=== ACTIVITY ===
Every line below that contains "title" is to be copied.
□ □ □ □
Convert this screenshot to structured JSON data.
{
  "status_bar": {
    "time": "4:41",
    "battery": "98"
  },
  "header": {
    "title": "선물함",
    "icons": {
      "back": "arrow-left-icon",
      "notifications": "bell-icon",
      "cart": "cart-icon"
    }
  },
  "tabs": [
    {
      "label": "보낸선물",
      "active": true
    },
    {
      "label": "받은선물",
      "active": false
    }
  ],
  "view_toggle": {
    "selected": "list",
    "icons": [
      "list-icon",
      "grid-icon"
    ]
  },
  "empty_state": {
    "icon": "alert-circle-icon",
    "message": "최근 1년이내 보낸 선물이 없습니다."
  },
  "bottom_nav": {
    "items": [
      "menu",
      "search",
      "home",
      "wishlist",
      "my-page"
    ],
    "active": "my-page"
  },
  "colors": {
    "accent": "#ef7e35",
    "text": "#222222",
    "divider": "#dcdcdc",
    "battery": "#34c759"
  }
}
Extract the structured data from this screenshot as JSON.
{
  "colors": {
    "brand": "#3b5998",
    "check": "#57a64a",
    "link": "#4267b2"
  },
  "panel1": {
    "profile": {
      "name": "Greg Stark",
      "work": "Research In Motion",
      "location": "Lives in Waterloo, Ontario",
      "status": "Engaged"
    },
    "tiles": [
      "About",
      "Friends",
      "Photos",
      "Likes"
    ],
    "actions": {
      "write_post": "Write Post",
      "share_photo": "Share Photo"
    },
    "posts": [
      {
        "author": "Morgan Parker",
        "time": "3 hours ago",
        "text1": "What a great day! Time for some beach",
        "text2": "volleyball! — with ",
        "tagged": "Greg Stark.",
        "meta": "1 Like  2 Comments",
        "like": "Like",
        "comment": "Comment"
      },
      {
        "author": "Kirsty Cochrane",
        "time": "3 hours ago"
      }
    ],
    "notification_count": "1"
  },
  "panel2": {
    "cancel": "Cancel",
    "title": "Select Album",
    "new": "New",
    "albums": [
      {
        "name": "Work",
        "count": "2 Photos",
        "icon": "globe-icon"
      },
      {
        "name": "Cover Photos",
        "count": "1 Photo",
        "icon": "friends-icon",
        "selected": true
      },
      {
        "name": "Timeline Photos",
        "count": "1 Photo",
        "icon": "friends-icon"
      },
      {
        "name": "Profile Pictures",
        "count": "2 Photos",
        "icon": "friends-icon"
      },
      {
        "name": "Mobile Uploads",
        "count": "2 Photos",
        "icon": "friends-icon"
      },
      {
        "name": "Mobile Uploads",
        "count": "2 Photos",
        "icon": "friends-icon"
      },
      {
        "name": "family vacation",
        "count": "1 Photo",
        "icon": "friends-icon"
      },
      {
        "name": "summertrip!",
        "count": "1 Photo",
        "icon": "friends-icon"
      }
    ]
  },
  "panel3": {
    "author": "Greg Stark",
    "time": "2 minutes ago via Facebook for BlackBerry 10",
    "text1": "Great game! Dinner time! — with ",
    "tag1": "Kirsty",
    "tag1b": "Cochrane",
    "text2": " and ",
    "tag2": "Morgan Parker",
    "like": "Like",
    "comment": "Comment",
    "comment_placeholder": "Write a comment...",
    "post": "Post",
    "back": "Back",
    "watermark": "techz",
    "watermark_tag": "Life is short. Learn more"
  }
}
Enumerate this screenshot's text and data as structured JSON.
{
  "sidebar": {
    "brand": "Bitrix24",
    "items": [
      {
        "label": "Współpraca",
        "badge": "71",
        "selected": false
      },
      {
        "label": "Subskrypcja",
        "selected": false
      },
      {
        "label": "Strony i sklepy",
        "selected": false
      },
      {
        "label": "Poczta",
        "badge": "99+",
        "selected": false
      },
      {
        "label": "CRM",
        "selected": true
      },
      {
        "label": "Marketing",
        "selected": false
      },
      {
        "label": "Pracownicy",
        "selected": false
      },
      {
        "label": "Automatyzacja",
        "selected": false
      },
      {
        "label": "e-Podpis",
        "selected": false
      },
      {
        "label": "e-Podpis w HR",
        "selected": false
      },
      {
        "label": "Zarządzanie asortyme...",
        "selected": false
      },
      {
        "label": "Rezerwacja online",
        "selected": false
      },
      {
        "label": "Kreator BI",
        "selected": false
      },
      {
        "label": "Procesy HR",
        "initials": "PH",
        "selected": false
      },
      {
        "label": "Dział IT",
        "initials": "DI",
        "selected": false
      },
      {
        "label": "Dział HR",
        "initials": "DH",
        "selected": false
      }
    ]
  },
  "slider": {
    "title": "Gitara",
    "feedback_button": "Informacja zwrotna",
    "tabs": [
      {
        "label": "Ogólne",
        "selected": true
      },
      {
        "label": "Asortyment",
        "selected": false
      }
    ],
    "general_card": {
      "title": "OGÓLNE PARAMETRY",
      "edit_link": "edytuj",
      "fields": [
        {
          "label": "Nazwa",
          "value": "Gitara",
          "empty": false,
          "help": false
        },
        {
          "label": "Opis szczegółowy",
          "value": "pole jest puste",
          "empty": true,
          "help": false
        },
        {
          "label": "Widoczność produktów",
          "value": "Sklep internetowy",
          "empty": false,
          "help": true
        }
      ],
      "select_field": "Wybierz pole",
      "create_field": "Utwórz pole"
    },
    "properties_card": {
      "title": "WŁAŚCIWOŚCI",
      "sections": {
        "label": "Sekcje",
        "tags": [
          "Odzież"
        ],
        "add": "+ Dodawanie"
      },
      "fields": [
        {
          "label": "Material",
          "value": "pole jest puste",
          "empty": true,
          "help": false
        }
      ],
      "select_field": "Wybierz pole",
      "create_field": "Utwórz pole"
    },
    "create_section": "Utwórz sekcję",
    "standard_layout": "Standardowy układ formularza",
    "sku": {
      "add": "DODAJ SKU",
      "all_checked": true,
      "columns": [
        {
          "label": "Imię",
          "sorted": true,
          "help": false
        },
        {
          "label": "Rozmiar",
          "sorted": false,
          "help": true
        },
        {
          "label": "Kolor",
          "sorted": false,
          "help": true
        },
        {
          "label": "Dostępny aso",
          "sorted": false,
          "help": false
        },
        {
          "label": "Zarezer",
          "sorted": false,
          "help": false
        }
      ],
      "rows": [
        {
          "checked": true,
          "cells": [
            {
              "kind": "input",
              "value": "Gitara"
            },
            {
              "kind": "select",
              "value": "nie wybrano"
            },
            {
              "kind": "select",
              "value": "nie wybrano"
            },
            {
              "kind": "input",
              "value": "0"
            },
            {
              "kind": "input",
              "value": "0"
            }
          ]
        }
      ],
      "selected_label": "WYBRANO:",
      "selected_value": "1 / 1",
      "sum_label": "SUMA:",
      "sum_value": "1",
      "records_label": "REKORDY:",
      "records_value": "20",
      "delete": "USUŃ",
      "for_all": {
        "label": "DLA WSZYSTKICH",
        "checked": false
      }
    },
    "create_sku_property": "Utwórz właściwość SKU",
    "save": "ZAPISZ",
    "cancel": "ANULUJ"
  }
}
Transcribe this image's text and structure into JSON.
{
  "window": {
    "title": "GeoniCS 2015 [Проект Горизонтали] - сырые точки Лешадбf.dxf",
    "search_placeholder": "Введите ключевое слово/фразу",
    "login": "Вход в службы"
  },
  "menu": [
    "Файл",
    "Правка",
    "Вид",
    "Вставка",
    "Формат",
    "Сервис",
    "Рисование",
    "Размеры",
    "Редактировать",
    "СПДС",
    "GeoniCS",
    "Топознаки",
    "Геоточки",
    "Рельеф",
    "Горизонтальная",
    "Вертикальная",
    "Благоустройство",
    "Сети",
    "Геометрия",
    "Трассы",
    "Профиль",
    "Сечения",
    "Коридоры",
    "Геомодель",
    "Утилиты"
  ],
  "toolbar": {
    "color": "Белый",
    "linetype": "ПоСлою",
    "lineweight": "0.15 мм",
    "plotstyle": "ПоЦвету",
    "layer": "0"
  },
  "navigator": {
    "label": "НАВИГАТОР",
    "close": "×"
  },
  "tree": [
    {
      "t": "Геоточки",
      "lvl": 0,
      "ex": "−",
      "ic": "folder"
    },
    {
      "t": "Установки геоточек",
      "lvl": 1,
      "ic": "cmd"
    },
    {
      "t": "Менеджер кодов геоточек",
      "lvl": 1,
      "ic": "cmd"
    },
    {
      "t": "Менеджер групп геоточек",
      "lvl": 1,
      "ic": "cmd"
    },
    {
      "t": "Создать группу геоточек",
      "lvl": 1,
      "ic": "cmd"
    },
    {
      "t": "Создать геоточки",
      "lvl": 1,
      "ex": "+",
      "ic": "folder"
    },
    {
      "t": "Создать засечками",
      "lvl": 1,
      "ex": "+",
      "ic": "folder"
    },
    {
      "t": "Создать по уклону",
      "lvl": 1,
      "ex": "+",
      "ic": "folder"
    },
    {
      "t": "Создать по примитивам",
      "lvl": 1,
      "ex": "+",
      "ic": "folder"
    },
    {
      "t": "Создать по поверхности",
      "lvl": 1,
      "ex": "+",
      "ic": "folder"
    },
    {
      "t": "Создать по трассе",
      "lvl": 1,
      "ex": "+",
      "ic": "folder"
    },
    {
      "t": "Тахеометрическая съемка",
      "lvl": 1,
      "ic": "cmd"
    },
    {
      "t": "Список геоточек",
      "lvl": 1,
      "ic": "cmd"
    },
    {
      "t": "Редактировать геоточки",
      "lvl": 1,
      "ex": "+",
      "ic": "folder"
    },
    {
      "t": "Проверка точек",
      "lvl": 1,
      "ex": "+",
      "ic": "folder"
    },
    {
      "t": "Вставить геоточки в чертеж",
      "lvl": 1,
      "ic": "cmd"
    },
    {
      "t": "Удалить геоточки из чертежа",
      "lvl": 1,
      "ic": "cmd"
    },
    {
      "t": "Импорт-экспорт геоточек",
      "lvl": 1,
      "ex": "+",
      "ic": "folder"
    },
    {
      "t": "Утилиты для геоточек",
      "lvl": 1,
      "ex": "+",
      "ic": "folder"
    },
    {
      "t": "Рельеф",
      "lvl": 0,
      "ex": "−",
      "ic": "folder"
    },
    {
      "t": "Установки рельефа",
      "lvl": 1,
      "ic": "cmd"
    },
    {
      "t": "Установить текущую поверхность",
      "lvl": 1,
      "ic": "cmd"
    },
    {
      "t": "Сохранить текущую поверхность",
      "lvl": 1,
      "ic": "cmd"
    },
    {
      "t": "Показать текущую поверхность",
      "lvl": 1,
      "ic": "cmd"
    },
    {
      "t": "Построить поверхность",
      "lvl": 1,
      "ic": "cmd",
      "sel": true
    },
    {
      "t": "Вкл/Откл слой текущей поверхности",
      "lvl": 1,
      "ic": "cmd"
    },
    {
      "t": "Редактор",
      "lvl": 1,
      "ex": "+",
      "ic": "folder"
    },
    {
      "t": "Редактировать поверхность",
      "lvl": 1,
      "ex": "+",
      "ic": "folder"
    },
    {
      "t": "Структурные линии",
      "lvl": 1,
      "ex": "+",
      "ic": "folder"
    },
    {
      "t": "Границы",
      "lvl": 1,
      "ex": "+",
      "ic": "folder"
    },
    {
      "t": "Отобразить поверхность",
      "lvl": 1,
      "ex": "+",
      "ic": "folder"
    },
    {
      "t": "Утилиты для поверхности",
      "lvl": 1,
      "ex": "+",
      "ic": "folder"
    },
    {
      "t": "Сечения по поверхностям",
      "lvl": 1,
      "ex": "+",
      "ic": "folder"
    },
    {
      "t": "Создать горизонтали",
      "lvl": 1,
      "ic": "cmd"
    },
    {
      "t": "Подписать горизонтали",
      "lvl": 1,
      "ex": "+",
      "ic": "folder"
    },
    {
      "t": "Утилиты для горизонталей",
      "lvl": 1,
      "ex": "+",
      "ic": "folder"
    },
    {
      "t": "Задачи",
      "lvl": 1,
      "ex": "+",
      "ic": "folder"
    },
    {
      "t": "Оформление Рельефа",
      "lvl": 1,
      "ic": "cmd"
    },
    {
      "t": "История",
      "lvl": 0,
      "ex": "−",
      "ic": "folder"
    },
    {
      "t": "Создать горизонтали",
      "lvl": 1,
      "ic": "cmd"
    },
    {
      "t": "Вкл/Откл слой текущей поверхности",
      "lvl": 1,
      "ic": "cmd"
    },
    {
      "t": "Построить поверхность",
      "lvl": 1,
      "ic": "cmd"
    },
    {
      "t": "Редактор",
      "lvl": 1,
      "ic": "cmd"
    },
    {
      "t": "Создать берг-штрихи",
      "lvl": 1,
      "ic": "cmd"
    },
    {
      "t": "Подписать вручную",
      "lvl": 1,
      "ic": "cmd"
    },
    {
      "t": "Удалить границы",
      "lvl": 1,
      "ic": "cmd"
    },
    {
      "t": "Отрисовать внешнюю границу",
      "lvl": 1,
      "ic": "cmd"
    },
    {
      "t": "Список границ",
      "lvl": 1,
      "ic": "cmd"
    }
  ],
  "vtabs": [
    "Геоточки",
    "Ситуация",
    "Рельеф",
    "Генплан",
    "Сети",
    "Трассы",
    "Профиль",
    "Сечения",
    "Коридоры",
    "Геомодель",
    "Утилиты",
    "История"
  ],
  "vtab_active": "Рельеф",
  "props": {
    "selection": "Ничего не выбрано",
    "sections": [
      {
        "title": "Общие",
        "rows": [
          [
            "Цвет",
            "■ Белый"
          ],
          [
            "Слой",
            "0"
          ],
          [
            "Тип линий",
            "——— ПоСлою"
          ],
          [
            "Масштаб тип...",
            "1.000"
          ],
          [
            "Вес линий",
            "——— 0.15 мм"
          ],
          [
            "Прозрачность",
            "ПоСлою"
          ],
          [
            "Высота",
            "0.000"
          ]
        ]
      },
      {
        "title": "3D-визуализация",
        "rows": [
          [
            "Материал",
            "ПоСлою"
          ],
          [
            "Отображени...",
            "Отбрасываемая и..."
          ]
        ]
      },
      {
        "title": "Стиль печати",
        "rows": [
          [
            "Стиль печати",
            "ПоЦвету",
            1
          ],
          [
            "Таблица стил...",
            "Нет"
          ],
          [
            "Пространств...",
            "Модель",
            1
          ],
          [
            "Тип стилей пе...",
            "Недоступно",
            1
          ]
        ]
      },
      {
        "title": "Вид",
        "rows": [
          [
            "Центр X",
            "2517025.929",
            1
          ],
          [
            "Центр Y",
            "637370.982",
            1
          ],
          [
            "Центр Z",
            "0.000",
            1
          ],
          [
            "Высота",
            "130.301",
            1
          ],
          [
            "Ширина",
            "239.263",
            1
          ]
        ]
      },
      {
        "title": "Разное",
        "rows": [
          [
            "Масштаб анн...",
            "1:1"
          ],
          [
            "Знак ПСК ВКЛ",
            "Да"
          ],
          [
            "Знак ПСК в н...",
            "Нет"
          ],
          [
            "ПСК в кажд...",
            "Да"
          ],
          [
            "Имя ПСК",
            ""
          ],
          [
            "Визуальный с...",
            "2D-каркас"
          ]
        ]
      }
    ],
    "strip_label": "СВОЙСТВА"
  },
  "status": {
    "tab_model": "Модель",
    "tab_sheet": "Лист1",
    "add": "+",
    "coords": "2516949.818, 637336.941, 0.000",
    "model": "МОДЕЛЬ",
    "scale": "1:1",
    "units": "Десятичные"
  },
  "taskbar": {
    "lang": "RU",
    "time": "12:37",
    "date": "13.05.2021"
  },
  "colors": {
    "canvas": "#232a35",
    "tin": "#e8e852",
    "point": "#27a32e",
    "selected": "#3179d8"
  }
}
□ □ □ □
=== SOLUTION ===
    "title": "선물함",
    "title": "Select Album",
    "title": "Gitara",
      "title": "OGÓLNE PARAMETRY",
      "title": "WŁAŚCIWOŚCI",
    "title": "GeoniCS 2015 [Проект Горизонтали] - сырые точки Лешадбf.dxf",
        "title": "Общие",
        "title": "3D-визуализация",
        "title": "Стиль печати",
        "title": "Вид",
        "title": "Разное",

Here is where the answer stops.